Task statement »
Your answer should be the full set of records, printed exactly as they stand.

Records to process »
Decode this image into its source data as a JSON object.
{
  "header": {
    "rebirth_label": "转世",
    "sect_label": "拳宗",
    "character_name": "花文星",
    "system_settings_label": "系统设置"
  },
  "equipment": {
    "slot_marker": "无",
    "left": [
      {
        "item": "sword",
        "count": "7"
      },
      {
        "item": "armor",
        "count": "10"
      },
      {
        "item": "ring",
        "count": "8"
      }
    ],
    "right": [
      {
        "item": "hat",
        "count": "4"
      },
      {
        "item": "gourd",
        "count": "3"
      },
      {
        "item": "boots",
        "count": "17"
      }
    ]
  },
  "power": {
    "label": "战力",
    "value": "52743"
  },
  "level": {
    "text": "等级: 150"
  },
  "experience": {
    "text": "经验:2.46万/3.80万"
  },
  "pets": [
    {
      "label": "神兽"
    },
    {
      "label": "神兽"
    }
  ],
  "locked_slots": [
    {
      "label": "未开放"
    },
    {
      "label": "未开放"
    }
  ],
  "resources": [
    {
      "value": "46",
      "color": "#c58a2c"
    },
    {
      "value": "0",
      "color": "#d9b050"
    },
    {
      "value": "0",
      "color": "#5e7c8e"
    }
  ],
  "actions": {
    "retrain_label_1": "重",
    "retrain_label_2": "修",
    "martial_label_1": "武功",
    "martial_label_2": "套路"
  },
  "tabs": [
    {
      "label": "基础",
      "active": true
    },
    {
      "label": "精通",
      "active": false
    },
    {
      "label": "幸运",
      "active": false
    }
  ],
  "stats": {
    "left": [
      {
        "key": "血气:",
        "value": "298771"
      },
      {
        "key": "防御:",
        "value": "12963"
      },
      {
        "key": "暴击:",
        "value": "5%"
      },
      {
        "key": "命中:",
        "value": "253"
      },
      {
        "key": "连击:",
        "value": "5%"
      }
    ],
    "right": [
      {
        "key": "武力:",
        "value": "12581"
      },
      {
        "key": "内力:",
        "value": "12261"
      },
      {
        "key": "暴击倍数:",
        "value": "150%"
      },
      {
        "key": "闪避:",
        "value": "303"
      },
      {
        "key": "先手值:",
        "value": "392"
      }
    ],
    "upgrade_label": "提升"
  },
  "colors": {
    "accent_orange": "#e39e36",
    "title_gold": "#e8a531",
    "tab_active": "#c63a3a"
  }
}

Task result »
Decode this image into its source data as a JSON object.
{
  "header": {
    "rebirth_label": "转世",
    "sect_label": "拳宗",
    "character_name": "花文星",
    "system_settings_label": "系统设置"
  },
  "equipment": {
    "slot_marker": "无",
    "left": [
      {
        "item": "sword",
        "count": "7"
      },
      {
        "item": "armor",
        "count": "10"
      },
      {
        "item": "ring",
        "count": "8"
      }
    ],
    "right": [
      {
        "item": "hat",
        "count": "4"
      },
      {
        "item": "gourd",
        "count": "3"
      },
      {
        "item": "boots",
        "count": "17"
      }
    ]
  },
  "power": {
    "label": "战力",
    "value": "52743"
  },
  "level": {
    "text": "等级: 150"
  },
  "experience": {
    "text": "经验:2.46万/3.80万"
  },
  "pets": [
    {
      "label": "神兽"
    },
    {
      "label": "神兽"
    }
  ],
  "locked_slots": [
    {
      "label": "未开放"
    },
    {
      "label": "未开放"
    }
  ],
  "resources": [
    {
      "value": "46",
      "color": "#c58a2c"
    },
    {
      "value": "0",
      "color": "#d9b050"
    },
    {
      "value": "0",
      "color": "#5e7c8e"
    }
  ],
  "actions": {
    "retrain_label_1": "重",
    "retrain_label_2": "修",
    "martial_label_1": "武功",
    "martial_label_2": "套路"
  },
  "tabs": [
    {
      "label": "基础",
      "active": true
    },
    {
      "label": "精通",
      "active": false
    },
    {
      "label": "幸运",
      "active": false
    }
  ],
  "stats": {
    "left": [
      {
        "key": "血气:",
        "value": "298771"
      },
      {
        "key": "防御:",
        "value": "12963"
      },
      {
        "key": "暴击:",
        "value": "5%"
      },
      {
        "key": "命中:",
        "value": "253"
      },
      {
        "key": "连击:",
        "value": "5%"
      }
    ],
    "right": [
      {
        "key": "武力:",
        "value": "12581"
      },
      {
        "key": "内力:",
        "value": "12261"
      },
      {
        "key": "暴击倍数:",
        "value": "150%"
      },
      {
        "key": "闪避:",
        "value": "303"
      },
      {
        "key": "先手值:",
        "value": "392"
      }
    ],
    "upgrade_label": "提升"
  },
  "colors": {
    "accent_orange": "#e39e36",
    "title_gold": "#e8a531",
    "tab_active": "#c63a3a"
  }
}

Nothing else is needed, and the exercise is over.